_Entries from a dataset of interfaces_
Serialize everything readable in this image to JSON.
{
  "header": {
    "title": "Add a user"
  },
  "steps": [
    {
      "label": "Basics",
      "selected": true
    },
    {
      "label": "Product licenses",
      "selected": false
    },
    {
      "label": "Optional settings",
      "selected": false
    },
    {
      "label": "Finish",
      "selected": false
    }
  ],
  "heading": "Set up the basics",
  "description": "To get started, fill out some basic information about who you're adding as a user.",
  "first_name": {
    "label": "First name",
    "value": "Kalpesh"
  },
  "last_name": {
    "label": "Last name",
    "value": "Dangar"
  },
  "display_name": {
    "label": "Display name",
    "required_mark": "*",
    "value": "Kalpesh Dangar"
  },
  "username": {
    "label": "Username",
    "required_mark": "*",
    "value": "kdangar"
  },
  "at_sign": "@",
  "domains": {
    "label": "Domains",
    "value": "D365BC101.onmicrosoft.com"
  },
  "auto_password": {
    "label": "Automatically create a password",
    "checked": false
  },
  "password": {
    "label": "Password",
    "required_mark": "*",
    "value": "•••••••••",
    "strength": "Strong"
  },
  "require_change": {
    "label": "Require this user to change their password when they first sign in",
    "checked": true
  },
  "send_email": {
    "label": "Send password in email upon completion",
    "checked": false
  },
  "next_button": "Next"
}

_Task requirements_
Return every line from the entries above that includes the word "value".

_Result below_
    "value": "Kalpesh"
    "value": "Dangar"
    "value": "Kalpesh Dangar"
    "value": "kdangar"
    "value": "D365BC101.onmicrosoft.com"
    "value": "•••••••••",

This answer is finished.